Currently, there is a focus group comprised of one member from each fraternity and sorority chapter on campus working on finding solutions. The focus group, funded through the Panhellenic Council and Interfraternity Congress (IFC) budgets, is working in collaboration with the Greek Life Office and the Cleveland Rape Crisis Center. It has met as a whole twice, with smaller subcommittee meetings happening between these meetings, and it plans to meet three more times this semester before making its proposal for a plan of action to prevent future sexual misconduct. The IFC is also planning to educate new members on bystander intervention.

While the IFC and this focus group are clearly trying to work towards the best possible solution, they are doing so through a purely Greek channel. Yet, Greek officials repeat that this is a campus-wide problem. Starr commented, “I think it’s a general university issue, and not just here, but everywhere.” IFC President Ethan Pickering had a similar perspective on the scale of the issue.

Sexual misconduct is an issue that impacts the whole campus. Their solution should be one that encompasses the whole campus.

This complaint cannot rest on Greek Life; as both Pickering and Starr noted, their response had been oriented to remain within their organizations’ “sphere of influence.” In addition, the Greek system’s response has been making good use of the organizational frameworks they have in place. To strengthen their role in actively working towards a solution, though, Greek Life would do well to include some non-Greek students in their focus group, to add a broader campus perspective.

Similarly to Greek Life, it may be easy to point blame at the president, but this lack of whole-campus response is not really the fault of Snyder, either. There are University offices below hers on which the responsibility could more fairly be placed.

That brings the focus to the Office of Student Affairs and one of its sub organizations, the University Judicial Board. It was, after all, the Office of Student Affairs that initially brought this problem to Greek attention, so clearly those working in the Office know that this is an issue serious enough to merit attention. The University Judicial Board must also be mentioned, as this stems from a systemic problem with student conduct and the board is currently handling the misconduct cases. To include the whole campus in addressing this campus-wide problem, the Office of Student Affairs and the University Judicial Board, not just Greek Life, would be the ideal organizations to take the lead in the search for solutions.

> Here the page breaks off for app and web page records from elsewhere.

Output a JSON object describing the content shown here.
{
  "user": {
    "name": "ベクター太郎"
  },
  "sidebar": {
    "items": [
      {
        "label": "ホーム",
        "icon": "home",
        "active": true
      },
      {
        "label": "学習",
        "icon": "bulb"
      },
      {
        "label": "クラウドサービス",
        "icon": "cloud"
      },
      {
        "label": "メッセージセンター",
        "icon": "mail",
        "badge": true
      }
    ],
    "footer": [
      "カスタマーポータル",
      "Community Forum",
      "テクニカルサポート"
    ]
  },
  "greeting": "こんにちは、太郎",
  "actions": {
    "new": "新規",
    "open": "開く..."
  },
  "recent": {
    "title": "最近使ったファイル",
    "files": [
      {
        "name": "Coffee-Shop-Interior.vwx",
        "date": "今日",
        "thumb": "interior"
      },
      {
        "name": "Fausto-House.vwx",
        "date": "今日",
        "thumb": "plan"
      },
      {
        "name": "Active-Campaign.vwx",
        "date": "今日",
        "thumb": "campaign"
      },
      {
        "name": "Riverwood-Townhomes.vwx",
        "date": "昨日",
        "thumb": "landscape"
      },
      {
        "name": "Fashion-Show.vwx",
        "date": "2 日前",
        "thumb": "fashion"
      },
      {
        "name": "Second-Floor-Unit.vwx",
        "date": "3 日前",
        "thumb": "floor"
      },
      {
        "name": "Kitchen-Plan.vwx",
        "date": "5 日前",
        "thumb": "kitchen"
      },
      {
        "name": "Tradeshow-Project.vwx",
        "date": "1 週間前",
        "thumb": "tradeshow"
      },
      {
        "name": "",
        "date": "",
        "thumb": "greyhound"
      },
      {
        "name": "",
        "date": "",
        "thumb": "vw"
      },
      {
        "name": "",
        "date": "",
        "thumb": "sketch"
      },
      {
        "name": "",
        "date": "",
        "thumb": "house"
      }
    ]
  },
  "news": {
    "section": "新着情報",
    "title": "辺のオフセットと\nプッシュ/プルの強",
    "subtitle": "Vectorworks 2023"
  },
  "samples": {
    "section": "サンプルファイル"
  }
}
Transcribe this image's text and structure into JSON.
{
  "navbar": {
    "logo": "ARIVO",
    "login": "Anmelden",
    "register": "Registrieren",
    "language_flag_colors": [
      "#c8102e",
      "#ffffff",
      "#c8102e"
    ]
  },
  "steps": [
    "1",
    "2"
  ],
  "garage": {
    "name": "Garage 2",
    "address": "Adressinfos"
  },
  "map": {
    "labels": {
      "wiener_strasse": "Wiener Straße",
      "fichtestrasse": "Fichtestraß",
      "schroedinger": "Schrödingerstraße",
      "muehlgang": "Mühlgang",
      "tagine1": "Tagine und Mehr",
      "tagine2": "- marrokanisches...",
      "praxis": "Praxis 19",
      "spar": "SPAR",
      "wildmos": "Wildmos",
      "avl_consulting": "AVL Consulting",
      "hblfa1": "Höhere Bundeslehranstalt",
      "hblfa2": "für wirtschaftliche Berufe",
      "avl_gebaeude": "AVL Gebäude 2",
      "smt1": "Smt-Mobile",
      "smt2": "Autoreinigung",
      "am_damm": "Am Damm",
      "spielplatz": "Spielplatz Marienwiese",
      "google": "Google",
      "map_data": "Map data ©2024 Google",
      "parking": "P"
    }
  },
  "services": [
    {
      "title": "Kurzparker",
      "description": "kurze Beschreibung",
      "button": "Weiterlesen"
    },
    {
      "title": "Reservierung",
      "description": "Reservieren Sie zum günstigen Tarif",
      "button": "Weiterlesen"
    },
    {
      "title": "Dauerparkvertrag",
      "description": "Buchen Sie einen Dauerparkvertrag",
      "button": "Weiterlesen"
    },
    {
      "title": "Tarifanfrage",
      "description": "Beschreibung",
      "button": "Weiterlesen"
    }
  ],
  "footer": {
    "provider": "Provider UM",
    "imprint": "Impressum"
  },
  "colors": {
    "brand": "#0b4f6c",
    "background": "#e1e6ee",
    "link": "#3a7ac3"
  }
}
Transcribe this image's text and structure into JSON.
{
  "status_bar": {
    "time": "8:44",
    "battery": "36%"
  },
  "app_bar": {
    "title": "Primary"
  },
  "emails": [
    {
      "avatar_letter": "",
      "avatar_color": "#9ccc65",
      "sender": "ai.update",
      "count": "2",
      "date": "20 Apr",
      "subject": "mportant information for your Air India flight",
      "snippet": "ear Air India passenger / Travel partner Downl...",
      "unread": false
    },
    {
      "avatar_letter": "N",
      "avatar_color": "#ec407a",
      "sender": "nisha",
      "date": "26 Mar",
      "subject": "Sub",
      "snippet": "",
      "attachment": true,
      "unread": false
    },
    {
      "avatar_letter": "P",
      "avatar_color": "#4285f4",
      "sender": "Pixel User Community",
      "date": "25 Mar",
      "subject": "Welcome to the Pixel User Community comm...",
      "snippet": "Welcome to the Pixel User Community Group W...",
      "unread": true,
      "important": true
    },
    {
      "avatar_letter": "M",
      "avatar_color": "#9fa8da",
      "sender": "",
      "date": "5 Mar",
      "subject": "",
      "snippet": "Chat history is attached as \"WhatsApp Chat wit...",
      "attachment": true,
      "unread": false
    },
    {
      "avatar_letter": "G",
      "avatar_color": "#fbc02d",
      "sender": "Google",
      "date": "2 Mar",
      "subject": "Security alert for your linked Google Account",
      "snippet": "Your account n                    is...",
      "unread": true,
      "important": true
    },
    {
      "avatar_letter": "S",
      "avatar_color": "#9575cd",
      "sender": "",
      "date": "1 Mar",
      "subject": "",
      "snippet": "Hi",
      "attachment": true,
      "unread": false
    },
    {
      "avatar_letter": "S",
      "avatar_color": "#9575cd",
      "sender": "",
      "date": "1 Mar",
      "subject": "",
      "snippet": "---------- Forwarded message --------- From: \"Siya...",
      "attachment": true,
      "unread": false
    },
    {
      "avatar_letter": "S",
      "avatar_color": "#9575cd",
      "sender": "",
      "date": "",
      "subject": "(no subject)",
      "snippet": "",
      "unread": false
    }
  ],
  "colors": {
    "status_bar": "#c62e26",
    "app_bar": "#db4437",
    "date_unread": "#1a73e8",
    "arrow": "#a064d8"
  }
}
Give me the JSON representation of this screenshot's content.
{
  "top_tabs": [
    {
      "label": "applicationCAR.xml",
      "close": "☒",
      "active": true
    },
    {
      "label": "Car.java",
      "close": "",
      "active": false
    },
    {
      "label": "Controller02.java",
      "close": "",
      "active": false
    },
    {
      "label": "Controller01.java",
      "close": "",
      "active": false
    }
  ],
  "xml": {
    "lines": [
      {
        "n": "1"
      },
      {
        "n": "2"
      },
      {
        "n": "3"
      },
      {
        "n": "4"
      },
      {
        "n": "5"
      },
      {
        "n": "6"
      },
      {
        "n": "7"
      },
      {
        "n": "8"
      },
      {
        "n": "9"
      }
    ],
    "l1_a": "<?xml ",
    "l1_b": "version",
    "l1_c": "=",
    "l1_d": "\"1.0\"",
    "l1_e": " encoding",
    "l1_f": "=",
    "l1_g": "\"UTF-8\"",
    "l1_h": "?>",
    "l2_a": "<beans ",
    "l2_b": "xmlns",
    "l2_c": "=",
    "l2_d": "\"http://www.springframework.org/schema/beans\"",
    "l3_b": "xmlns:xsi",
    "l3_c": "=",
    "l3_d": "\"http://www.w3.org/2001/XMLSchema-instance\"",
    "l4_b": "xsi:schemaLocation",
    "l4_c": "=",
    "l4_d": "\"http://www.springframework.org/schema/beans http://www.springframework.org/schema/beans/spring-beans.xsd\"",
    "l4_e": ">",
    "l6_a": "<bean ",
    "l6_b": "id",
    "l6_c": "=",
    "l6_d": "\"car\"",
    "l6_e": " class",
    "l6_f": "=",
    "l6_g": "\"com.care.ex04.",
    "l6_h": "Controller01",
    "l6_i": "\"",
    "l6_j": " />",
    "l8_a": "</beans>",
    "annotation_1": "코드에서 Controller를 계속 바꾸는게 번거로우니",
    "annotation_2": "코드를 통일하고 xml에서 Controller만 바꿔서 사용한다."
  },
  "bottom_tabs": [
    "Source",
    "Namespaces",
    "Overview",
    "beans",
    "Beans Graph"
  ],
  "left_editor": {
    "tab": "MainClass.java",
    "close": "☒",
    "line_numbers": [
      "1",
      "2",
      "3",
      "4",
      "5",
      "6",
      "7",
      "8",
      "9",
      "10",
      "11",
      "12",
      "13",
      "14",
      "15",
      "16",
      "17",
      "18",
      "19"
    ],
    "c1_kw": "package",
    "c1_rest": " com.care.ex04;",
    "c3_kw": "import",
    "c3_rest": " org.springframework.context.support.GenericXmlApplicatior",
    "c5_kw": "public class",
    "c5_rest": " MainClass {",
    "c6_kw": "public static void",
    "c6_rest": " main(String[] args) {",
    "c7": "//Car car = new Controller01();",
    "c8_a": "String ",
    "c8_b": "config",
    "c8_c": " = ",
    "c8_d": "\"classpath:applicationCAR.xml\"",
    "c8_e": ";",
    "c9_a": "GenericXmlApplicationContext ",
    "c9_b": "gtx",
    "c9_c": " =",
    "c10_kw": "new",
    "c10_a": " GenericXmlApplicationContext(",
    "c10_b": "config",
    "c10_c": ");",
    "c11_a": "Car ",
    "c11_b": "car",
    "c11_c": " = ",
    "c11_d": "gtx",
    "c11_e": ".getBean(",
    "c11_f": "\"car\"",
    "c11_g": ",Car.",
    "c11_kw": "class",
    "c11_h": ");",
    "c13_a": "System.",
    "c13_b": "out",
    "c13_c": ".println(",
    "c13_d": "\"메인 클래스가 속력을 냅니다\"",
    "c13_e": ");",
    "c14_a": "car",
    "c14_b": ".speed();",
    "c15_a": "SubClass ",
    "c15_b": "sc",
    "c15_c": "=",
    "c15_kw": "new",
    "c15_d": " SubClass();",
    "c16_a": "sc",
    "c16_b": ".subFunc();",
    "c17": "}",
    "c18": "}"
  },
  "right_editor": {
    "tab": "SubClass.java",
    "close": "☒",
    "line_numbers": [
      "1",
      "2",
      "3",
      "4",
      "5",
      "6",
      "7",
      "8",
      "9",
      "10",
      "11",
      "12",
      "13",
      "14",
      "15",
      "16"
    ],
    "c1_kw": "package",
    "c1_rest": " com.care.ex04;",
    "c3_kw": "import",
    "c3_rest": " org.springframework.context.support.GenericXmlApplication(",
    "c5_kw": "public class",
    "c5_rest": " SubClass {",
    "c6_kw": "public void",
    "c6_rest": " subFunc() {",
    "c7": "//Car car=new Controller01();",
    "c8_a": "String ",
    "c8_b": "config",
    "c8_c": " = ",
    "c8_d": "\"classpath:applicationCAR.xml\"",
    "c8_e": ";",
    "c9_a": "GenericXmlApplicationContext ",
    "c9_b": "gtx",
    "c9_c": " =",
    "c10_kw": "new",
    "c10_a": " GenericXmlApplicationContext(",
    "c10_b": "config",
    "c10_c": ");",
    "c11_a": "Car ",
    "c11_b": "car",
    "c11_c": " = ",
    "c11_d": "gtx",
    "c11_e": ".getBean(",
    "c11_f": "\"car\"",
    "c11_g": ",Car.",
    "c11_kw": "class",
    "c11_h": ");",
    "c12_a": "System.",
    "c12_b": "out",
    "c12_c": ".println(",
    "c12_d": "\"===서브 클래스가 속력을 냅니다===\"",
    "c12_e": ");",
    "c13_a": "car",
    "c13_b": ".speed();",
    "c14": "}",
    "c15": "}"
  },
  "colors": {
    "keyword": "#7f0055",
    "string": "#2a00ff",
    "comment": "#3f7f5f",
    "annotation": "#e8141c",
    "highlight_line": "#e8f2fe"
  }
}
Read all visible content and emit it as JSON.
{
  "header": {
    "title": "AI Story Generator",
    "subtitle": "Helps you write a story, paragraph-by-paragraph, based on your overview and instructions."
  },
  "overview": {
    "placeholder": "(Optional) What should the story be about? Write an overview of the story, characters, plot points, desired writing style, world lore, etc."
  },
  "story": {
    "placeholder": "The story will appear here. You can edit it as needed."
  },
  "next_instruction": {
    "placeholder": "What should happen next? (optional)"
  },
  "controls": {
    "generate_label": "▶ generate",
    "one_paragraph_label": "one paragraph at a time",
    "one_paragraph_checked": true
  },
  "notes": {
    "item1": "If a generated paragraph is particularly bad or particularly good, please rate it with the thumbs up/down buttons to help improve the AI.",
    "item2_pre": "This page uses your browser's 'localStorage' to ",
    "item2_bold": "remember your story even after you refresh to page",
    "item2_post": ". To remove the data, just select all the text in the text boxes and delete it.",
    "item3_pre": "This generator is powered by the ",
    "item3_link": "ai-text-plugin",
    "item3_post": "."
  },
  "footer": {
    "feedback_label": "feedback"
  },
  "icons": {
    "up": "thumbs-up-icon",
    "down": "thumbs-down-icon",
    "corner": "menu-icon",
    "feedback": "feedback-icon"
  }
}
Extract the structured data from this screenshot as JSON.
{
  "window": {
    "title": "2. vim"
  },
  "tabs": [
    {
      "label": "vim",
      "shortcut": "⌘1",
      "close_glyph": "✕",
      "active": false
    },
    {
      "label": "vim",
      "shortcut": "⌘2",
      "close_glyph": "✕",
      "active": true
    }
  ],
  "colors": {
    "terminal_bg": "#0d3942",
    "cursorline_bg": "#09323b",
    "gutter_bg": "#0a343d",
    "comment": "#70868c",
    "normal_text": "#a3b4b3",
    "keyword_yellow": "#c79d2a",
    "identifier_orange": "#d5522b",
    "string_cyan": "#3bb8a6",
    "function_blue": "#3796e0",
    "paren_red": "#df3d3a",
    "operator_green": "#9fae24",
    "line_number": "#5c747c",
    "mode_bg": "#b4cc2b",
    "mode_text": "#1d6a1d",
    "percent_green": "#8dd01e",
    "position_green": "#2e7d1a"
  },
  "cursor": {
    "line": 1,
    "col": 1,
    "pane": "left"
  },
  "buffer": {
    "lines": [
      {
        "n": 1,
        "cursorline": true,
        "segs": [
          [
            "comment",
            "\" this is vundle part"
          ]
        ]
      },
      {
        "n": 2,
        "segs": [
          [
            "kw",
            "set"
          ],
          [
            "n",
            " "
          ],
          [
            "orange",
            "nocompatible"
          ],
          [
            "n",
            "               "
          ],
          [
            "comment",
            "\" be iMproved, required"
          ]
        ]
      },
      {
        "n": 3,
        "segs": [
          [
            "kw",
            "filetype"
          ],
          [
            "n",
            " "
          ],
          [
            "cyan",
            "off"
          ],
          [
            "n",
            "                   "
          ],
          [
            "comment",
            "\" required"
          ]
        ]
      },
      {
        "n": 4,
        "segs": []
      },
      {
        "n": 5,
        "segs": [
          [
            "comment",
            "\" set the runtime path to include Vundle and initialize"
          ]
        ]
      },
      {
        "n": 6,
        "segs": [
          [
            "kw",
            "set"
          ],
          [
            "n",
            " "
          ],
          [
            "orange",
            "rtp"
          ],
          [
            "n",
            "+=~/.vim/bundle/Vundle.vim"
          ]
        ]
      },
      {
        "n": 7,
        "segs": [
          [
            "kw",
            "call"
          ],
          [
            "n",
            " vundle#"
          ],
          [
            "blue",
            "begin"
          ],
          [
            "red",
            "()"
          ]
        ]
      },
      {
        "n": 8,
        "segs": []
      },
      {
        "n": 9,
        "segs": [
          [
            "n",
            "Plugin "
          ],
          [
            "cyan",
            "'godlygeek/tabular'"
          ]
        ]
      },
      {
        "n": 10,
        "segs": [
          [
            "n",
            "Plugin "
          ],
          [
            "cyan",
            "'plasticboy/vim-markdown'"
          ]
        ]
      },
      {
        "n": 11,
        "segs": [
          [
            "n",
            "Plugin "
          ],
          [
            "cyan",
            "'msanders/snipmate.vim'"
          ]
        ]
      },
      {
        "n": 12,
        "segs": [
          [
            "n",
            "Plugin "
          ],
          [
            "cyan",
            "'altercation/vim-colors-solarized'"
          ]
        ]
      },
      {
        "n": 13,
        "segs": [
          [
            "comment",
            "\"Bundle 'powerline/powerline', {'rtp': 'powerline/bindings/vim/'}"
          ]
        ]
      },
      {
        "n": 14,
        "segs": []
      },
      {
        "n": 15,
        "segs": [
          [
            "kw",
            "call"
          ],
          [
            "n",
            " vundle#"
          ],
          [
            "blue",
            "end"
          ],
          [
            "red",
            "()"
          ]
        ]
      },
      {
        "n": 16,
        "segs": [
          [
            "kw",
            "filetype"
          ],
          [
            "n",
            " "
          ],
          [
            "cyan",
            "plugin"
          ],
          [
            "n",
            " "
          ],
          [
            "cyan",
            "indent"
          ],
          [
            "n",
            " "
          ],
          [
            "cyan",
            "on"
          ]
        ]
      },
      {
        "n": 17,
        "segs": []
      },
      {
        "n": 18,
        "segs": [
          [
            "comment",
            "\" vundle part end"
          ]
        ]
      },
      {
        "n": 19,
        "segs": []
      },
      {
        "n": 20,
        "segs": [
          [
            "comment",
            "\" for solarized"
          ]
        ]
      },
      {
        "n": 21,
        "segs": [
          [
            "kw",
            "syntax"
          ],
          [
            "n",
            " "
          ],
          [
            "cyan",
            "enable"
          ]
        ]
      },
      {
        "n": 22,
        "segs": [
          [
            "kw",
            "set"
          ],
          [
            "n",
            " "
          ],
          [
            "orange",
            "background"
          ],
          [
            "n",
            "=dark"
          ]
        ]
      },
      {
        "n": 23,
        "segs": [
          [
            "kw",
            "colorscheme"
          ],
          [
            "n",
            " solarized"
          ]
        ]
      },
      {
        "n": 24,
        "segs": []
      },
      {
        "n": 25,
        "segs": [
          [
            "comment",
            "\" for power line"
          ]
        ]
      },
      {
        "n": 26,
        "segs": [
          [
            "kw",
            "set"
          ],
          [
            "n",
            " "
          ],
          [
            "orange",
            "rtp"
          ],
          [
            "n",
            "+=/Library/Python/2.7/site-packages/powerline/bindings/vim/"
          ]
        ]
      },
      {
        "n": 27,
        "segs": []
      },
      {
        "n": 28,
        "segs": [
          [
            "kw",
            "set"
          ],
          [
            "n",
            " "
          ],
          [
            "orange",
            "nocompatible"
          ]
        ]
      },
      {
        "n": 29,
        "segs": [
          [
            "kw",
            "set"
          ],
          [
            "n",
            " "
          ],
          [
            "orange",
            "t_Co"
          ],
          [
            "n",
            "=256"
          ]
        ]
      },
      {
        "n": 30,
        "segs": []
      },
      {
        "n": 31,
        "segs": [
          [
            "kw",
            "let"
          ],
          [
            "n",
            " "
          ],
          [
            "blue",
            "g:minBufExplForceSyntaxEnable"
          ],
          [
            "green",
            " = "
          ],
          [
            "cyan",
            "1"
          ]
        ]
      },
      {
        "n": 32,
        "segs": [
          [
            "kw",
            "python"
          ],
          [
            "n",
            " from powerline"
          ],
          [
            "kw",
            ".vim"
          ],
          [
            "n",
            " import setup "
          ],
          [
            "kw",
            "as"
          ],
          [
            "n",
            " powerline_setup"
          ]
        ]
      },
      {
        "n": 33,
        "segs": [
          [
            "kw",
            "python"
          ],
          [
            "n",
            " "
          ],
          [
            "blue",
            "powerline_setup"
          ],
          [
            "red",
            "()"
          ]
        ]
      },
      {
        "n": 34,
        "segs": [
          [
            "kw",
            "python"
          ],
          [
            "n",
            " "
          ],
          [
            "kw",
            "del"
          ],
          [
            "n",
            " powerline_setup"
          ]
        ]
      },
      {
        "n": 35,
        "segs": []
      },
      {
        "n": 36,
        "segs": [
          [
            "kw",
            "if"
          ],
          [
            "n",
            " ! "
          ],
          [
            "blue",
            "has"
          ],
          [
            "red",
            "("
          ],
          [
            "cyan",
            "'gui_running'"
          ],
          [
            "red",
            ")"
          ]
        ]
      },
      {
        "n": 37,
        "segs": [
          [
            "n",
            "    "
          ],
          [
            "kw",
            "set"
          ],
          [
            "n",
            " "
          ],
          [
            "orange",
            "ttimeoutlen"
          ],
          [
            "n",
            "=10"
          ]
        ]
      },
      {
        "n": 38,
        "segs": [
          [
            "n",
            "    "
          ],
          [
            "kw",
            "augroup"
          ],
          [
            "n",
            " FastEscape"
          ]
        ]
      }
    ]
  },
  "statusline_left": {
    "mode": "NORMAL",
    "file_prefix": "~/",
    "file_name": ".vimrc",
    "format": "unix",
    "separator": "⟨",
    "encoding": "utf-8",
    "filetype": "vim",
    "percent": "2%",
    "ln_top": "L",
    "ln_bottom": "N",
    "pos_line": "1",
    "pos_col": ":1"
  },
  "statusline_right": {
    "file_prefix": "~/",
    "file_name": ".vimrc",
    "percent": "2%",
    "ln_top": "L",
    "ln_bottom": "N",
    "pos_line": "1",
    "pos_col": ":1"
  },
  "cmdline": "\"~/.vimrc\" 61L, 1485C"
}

This solution should include all of us. After all, ending sexual misconduct is everyone’s responsibility.

Sexual misconduct is not just a Greek Life problem; fixing it shouldn’t be just a Greek Life solution.